Richard Pitino, introduced Thursday as coach at New Mexico days after he was fired at Minnesota, worked on his father’s staff at Louisville before he left to join Billy Donovan’s bench for two seasons at Florida.
“He wants to beat you at everything,” Richard Pitino said. “You don’t have 30 people who have worked for you go on to be head coaches and not be an unbelievable leader. I’ve learned a lot. I’ve continued to learn a lot.”
Donovan, now the Chicago Bulls coach, was the 3-point whiz for Pitino on that 1987 Providence team and later served as Pitino’s assistant and top recruiter from 1989 to 1993 at Kentucky. Pitino’s influence left an indelible mark on Donovan’s career and the two national titles he won at Florida matched his mentor’s.
“Outside of my mother and father, he’s been probably the most influential person in my life,” Donovan said. “I think a lot of people don’t get a chance to see his generosity a lot of times. But he’s an incredibly generous person.”
When coaching jobs at home dried up for Pitino, he did a penance of sorts in Greece, coaching Panathinaikos for two years.
Suddenly needing a coach when Tim Cluess, who made six NCAA Tournament appearances and won five MAAC Tournament titles in nine seasons, stepped down for health reasons, Iona President Seamus Carey and athletic director Matt Glovaski traveled to Spain to lure Pitino home.

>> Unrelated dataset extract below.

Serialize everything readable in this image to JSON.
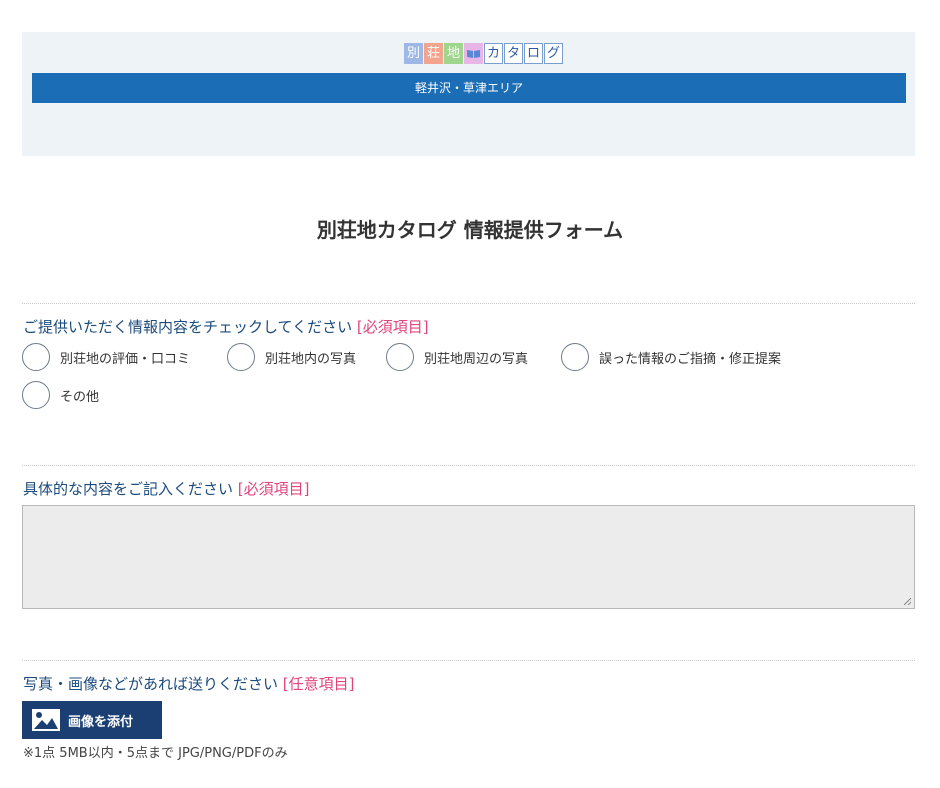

“I wanted to coach at a New York school or a New England school, a small Catholic school was my goal to end my career,” Pitino said.
Led by guards Isaiah Ross and Asante Gist, the Gaels have won six straight games and are 16.5-point underdogs against Alabama.
“Maybe some guys haven’t believed in themselves before,” Gist said. “For him to take a chance on them and be around him, it built up their confidence.”
That matchup has a familiar feel for Pitino: Providence knocked off Alabama in a regional semifinal in the 1987 tournament.
Can Pitino do it again?
No one can really count him out -- he does have two national championships for a reason -- but that blast from the past comes with another reminder of how Pitino operates.
With vacancies at Indiana and UNLV, Pitino’s name has again swirled as a candidate to bolt and take a high-profile job.
“You could come to me with the greatest job on Earth and I would not consider it,” Pitino said. “I’m not going anywhere. If I go anywhere, it’s going to be retirement. And I’m not looking forward to retiring any time soon.”
So there you have it, Pitino’s not going anywhere.